[Dataset rows for apps and sites]

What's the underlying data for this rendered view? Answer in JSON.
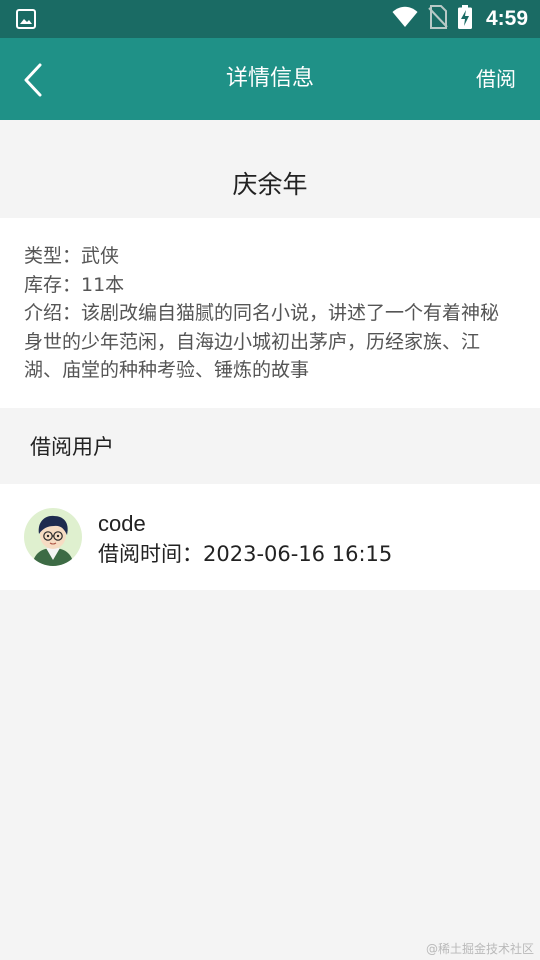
{
  "status_bar": {
    "time": "4:59",
    "icons": [
      "gallery-icon",
      "wifi-icon",
      "no-sim-icon",
      "battery-charging-icon"
    ]
  },
  "app_bar": {
    "title": "详情信息",
    "action_label": "借阅",
    "back_icon": "back-arrow-icon"
  },
  "book": {
    "title": "庆余年",
    "type_line": "类型：武侠",
    "stock_line": "库存：11本",
    "intro_line": "介绍：该剧改编自猫腻的同名小说，讲述了一个有着神秘身世的少年范闲，自海边小城初出茅庐，历经家族、江湖、庙堂的种种考验、锤炼的故事"
  },
  "borrowers": {
    "section_title": "借阅用户",
    "items": [
      {
        "name": "code",
        "time_line": "借阅时间：2023-06-16 16:15",
        "avatar": "avatar-icon"
      }
    ]
  },
  "watermark": "@稀土掘金技术社区",
  "colors": {
    "status_bar": "#1a6b64",
    "app_bar": "#1f9187",
    "page_bg": "#f4f4f4",
    "card_bg": "#ffffff"
  }
}
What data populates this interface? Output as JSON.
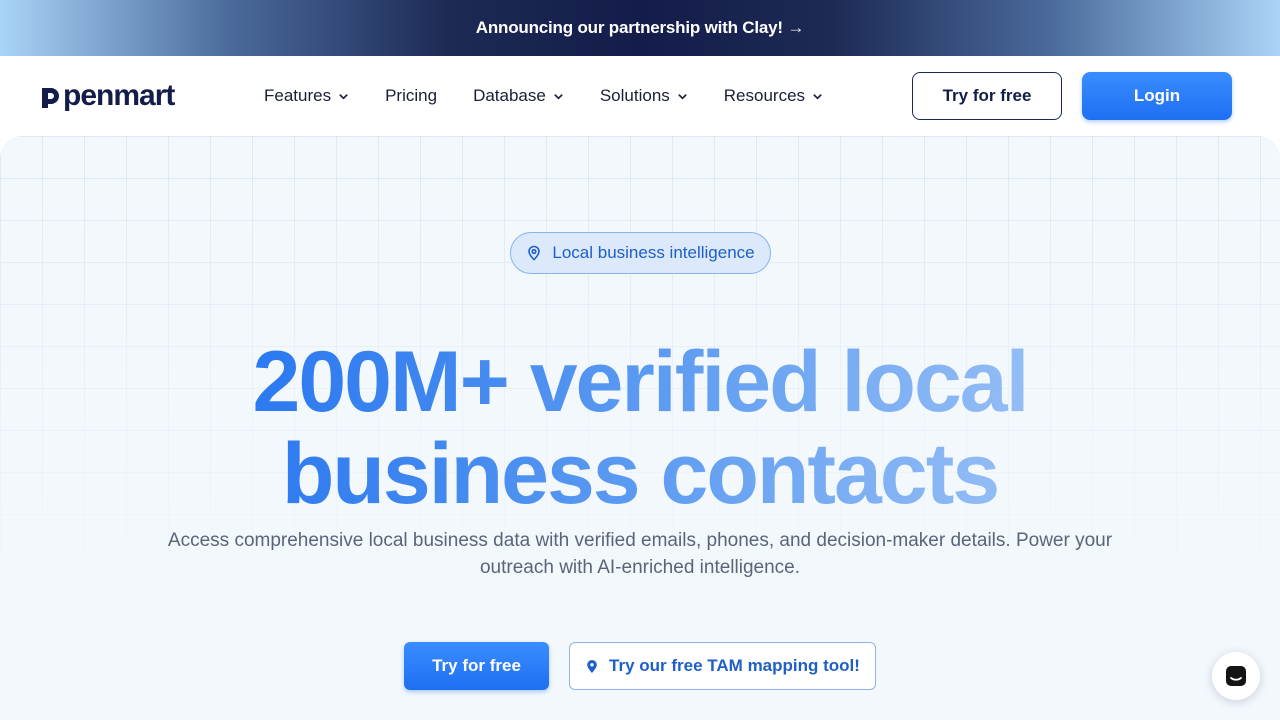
{
  "announcement": {
    "text": "Announcing our partnership with Clay! →"
  },
  "header": {
    "logo_text": "penmart",
    "nav": [
      {
        "label": "Features",
        "has_dropdown": true
      },
      {
        "label": "Pricing",
        "has_dropdown": false
      },
      {
        "label": "Database",
        "has_dropdown": true
      },
      {
        "label": "Solutions",
        "has_dropdown": true
      },
      {
        "label": "Resources",
        "has_dropdown": true
      }
    ],
    "try_free_label": "Try for free",
    "login_label": "Login"
  },
  "hero": {
    "badge_text": "Local business intelligence",
    "headline_line1": "200M+ verified local",
    "headline_line2": "business contacts",
    "subtext": "Access comprehensive local business data with verified emails, phones, and decision-maker details. Power your outreach with AI-enriched intelligence.",
    "primary_cta": "Try for free",
    "secondary_cta": "Try our free TAM mapping tool!"
  },
  "icons": {
    "dropdown": "chevron-down-icon",
    "badge": "map-pin-icon",
    "cta": "map-pin-icon",
    "chat": "chat-icon"
  },
  "colors": {
    "brand_navy": "#141c4a",
    "accent_blue": "#1f6ff2",
    "hero_bg": "#f3f8fd"
  }
}
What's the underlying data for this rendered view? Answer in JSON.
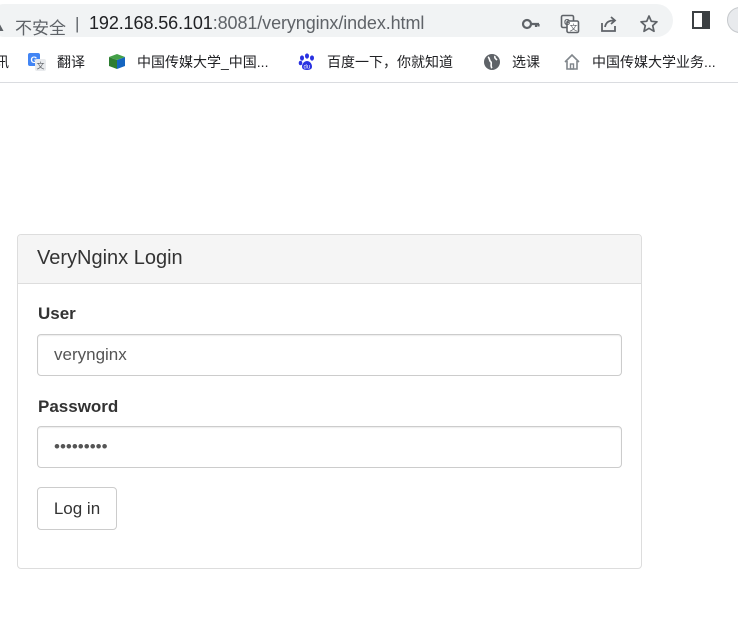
{
  "browser": {
    "security_label": "不安全",
    "separator": "|",
    "url_host": "192.168.56.101",
    "url_rest": ":8081/verynginx/index.html",
    "icons": [
      "warning-icon",
      "key-icon",
      "translate-icon",
      "share-icon",
      "star-icon",
      "sidepanel-icon",
      "profile-avatar-icon"
    ]
  },
  "bookmarks": [
    {
      "label": "讯",
      "icon": "bookmark-partial"
    },
    {
      "label": "翻译",
      "icon": "google-translate-icon"
    },
    {
      "label": "中国传媒大学_中国...",
      "icon": "cuc-library-icon"
    },
    {
      "label": "百度一下，你就知道",
      "icon": "baidu-paw-icon"
    },
    {
      "label": "选课",
      "icon": "globe-icon"
    },
    {
      "label": "中国传媒大学业务...",
      "icon": "home-icon"
    }
  ],
  "login": {
    "title": "VeryNginx Login",
    "user_label": "User",
    "user_value": "verynginx",
    "password_label": "Password",
    "password_value": "verynginx",
    "submit_label": "Log in"
  }
}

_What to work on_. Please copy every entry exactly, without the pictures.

_Response below_.
What's the underlying data for this rendered view? Answer in JSON.
{
  "status_bar": {
    "time": "4:59",
    "icons": [
      "gallery-icon",
      "wifi-icon",
      "no-sim-icon",
      "battery-charging-icon"
    ]
  },
  "app_bar": {
    "title": "详情信息",
    "action_label": "借阅",
    "back_icon": "back-arrow-icon"
  },
  "book": {
    "title": "庆余年",
    "type_line": "类型：武侠",
    "stock_line": "库存：11本",
    "intro_line": "介绍：该剧改编自猫腻的同名小说，讲述了一个有着神秘身世的少年范闲，自海边小城初出茅庐，历经家族、江湖、庙堂的种种考验、锤炼的故事"
  },
  "borrowers": {
    "section_title": "借阅用户",
    "items": [
      {
        "name": "code",
        "time_line": "借阅时间：2023-06-16 16:15",
        "avatar": "avatar-icon"
      }
    ]
  },
  "watermark": "@稀土掘金技术社区",
  "colors": {
    "status_bar": "#1a6b64",
    "app_bar": "#1f9187",
    "page_bg": "#f4f4f4",
    "card_bg": "#ffffff"
  }
}
What data populates this interface? Output as JSON.
{
  "announcement": {
    "text": "Announcing our partnership with Clay! →"
  },
  "header": {
    "logo_text": "penmart",
    "nav": [
      {
        "label": "Features",
        "has_dropdown": true
      },
      {
        "label": "Pricing",
        "has_dropdown": false
      },
      {
        "label": "Database",
        "has_dropdown": true
      },
      {
        "label": "Solutions",
        "has_dropdown": true
      },
      {
        "label": "Resources",
        "has_dropdown": true
      }
    ],
    "try_free_label": "Try for free",
    "login_label": "Login"
  },
  "hero": {
    "badge_text": "Local business intelligence",
    "headline_line1": "200M+ verified local",
    "headline_line2": "business contacts",
    "subtext": "Access comprehensive local business data with verified emails, phones, and decision-maker details. Power your outreach with AI-enriched intelligence.",
    "primary_cta": "Try for free",
    "secondary_cta": "Try our free TAM mapping tool!"
  },
  "icons": {
    "dropdown": "chevron-down-icon",
    "badge": "map-pin-icon",
    "cta": "map-pin-icon",
    "chat": "chat-icon"
  },
  "colors": {
    "brand_navy": "#141c4a",
    "accent_blue": "#1f6ff2",
    "hero_bg": "#f3f8fd"
  }
}
What's the underlying data for this rendered view? Answer in JSON.
{
  "browser": {
    "security_label": "不安全",
    "separator": "|",
    "url_host": "192.168.56.101",
    "url_rest": ":8081/verynginx/index.html",
    "icons": [
      "warning-icon",
      "key-icon",
      "translate-icon",
      "share-icon",
      "star-icon",
      "sidepanel-icon",
      "profile-avatar-icon"
    ]
  },
  "bookmarks": [
    {
      "label": "讯",
      "icon": "bookmark-partial"
    },
    {
      "label": "翻译",
      "icon": "google-translate-icon"
    },
    {
      "label": "中国传媒大学_中国...",
      "icon": "cuc-library-icon"
    },
    {
      "label": "百度一下，你就知道",
      "icon": "baidu-paw-icon"
    },
    {
      "label": "选课",
      "icon": "globe-icon"
    },
    {
      "label": "中国传媒大学业务...",
      "icon": "home-icon"
    }
  ],
  "login": {
    "title": "VeryNginx Login",
    "user_label": "User",
    "user_value": "verynginx",
    "password_label": "Password",
    "password_value": "verynginx",
    "submit_label": "Log in"
  }
}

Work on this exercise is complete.